Food and beverage demand is expected to grow significantly in the coming years.
Manufacturers are under intense pressure to meet ever-growing demand from regulators and consumers – and – will need to nourish a global population that is projected to rise from 7.8 billion in 2020 to 9.7 billion in 2050. With this demand comes a heavy dependence on fossil fuels. Effective energy management is now a business necessity, and all eyes are on industry to address its responsibility for the depletion of fossil fuels and the emission of carbon dioxide in food and beverage plants. The pressure on food and beverage companies to maximise resources has never been greater.
“It is more important than ever to accelerate the sustainable transformation of food and drink factories,” Latif Faiyaz, head of flexible purchasing & energy strategy at Northern Gas and Power.
Greener and More Sustainable
Shareholders and stakeholders in the supply chain, such as the supermarkets, are putting pressure on food and drink factories to become greener and more sustainable.
“The reality is, it is a win-win for all parties,” notes Faiyaz. “Reducing waste, increasing efficiency help lower the bottom line for any business, they so happen to boost the environmental credentials as well. If the food and beverage sector looks at this as an opportunity to increase its value, it can see it is also ideal for people, planet and profit.”
Developing energy efficiency strategies is crucial. Energy efficiency initiatives enable industries such as food and beverage to reduce their consumption and improve their operational output, thereby improving their benefits to clients.
The good news is that these companies can lead the way in energy efficiency. “Companies first need to measure where their energy is used,” says Latif Faiyaz. “Once you have visibility of what the causes are for energy consumption, eg a specific process or piece of machinery, it is then easier to identify what efficiencies can be found for that particular consumption”.
By way of further example, Faiyaz says if a boiler takes 60 per cent of the gas consumption, it makes sense to focus on how that can be made more efficient, either a new boiler, combined heat or power unit, or an alternative to natural gas, such as food waste or development of hydrogen to truly cut emissions. This also has the added bonus of reducing costs.
“By taking the biggest consumer, you boost not only the efficiency, but the cost, and the green credentials of the business,” Faiyaz adds.
Renewable sources Energy conservation is vital for the sustainable development of the food and beverage industry.

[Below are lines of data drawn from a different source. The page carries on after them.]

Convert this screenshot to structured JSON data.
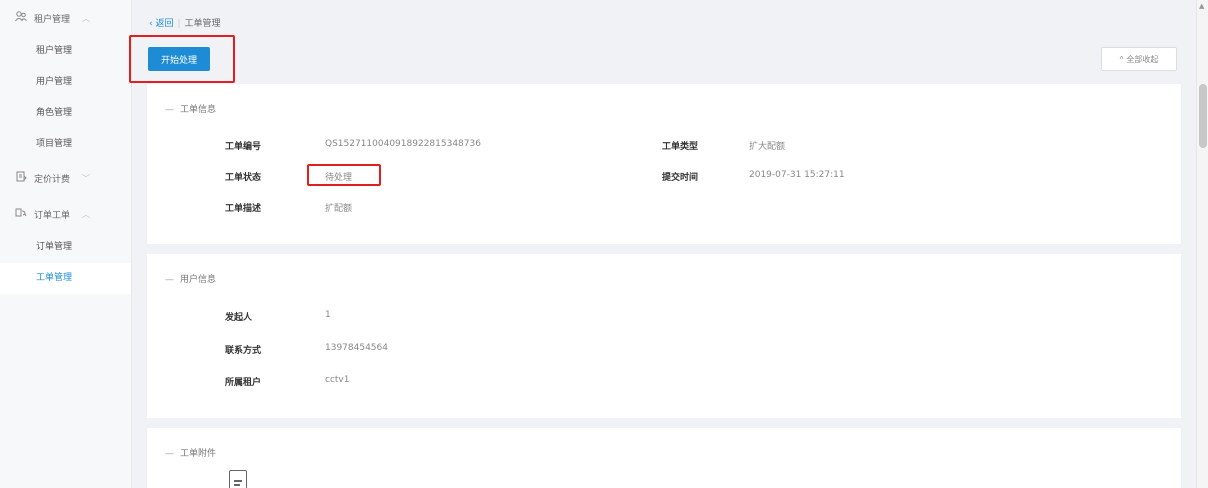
{
  "sidebar": {
    "groups": [
      {
        "icon": "users-icon",
        "label": "租户管理",
        "expanded": true,
        "items": [
          "租户管理",
          "用户管理",
          "角色管理",
          "项目管理"
        ]
      },
      {
        "icon": "billing-icon",
        "label": "定价计费",
        "expanded": false,
        "items": []
      },
      {
        "icon": "order-icon",
        "label": "订单工单",
        "expanded": true,
        "items": [
          "订单管理",
          "工单管理"
        ]
      }
    ],
    "active_item": "工单管理"
  },
  "breadcrumb": {
    "back": "返回",
    "separator": "|",
    "current": "工单管理"
  },
  "toolbar": {
    "start_label": "开始处理",
    "collapse_label": "全部收起"
  },
  "ticket_info": {
    "title": "工单信息",
    "fields": {
      "number_label": "工单编号",
      "number_value": "QS15271100409189228153487​36",
      "type_label": "工单类型",
      "type_value": "扩大配额",
      "status_label": "工单状态",
      "status_value": "待处理",
      "time_label": "提交时间",
      "time_value": "2019-07-31 15:27:11",
      "desc_label": "工单描述",
      "desc_value": "扩配额"
    }
  },
  "user_info": {
    "title": "用户信息",
    "fields": {
      "initiator_label": "发起人",
      "initiator_value": "1",
      "contact_label": "联系方式",
      "contact_value": "13978454564",
      "tenant_label": "所属租户",
      "tenant_value": "cctv1"
    }
  },
  "attachments": {
    "title": "工单附件"
  },
  "colors": {
    "accent": "#1e8cd5",
    "highlight": "#e02020"
  }
}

Savings could be as little as a few per cent, to over 40 per cent in savings in year one, according to Faiyaz. Such is the plethora of technologies available. Variable speed drives for motors typically have a sub one year payback. However solar PV typically has a payback of around eight years.

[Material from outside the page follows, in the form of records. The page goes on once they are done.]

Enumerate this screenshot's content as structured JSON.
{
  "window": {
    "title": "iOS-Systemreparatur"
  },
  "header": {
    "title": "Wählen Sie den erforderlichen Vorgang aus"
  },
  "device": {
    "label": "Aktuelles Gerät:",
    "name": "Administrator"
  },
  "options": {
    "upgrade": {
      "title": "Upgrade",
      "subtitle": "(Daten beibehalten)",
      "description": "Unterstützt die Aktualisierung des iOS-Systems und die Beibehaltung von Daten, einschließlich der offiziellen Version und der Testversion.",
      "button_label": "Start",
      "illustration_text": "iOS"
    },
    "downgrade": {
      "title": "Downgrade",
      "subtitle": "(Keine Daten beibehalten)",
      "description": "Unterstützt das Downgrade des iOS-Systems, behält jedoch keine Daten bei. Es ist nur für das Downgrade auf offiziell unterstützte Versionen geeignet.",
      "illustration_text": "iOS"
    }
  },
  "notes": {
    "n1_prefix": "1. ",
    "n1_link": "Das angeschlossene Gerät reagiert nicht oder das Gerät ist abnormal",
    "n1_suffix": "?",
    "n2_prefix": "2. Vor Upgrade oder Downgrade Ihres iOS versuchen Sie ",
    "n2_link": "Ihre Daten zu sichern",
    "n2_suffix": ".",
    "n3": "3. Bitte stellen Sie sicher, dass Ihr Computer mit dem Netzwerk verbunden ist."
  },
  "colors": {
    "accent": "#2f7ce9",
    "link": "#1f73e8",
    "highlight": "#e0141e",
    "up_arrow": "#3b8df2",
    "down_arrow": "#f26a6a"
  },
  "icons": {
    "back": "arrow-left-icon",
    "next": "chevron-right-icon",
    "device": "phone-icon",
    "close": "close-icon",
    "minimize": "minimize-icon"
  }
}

Each site is unique, therefore there is no one size fits all solution, neither is there one financing of these solutions.
The food and beverage processing industry has the potential to integrate the use of renewable energy sources to reduce pollution and waste generation, and so reduce overall costs.

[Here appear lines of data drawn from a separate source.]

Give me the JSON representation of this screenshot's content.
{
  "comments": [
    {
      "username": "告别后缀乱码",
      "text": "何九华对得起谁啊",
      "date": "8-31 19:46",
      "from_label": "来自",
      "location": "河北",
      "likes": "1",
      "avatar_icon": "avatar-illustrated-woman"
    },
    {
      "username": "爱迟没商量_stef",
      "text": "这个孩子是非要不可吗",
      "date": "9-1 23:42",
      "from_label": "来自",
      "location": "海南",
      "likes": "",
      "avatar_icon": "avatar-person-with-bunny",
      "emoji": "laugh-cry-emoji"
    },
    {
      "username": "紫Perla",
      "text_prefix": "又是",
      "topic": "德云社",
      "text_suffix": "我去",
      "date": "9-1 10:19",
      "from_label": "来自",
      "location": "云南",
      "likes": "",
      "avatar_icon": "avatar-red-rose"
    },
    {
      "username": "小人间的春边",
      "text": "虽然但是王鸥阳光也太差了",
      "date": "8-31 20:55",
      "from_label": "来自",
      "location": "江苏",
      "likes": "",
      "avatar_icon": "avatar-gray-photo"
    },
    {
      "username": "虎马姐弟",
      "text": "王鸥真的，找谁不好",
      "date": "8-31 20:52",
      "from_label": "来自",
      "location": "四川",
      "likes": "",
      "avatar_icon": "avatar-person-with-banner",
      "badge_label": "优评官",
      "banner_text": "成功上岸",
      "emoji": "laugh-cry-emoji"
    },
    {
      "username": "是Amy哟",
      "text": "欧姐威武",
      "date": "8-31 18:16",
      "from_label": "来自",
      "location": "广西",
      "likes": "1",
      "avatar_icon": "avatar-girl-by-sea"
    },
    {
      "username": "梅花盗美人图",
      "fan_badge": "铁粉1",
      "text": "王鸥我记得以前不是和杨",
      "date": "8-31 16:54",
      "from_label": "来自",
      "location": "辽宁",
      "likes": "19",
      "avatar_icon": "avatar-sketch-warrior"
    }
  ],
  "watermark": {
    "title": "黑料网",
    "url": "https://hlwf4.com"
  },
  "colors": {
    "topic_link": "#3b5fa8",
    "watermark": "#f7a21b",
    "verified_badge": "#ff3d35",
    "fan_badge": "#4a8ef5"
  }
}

Producing energy on-site is the best means to reduce costs. Renewable energy such as solar on the roof or the car park is the ideal way to utilise those spaces. Vertical wind turbines are also commercially viable, but produce little energy.
Anaerobic digestion plants are a viable source for power and gas supplies but require a large amount of organic waste to fuel them. Hydrogen production is the next generation that will replace gas fired CHPs, however this market is very much embryonic.
Geothermal power from an abandoned coal mine is the most robust way to extract heat for the long term, however such projects are incredibly costly and take time to develop, but will last more than 50 years.
It’s clear business-as-usual operating costs – including energy – is no longer acceptable. An accessible path to greater profit is balancing profitability and sustainability and transforming challenges into opportunities.
The constant quest to decrease costs and increase tight margins – while serving a growing population and meeting increasing demands from consumers and regulators – is weighing on the food and beverage industry. The technology to cut energy costs, reduce energy consumption, boost operational performance, and extend equipment longevity exists. It’s just a question of whether or not companies choose to leverage it – and improve the sustainability of food production.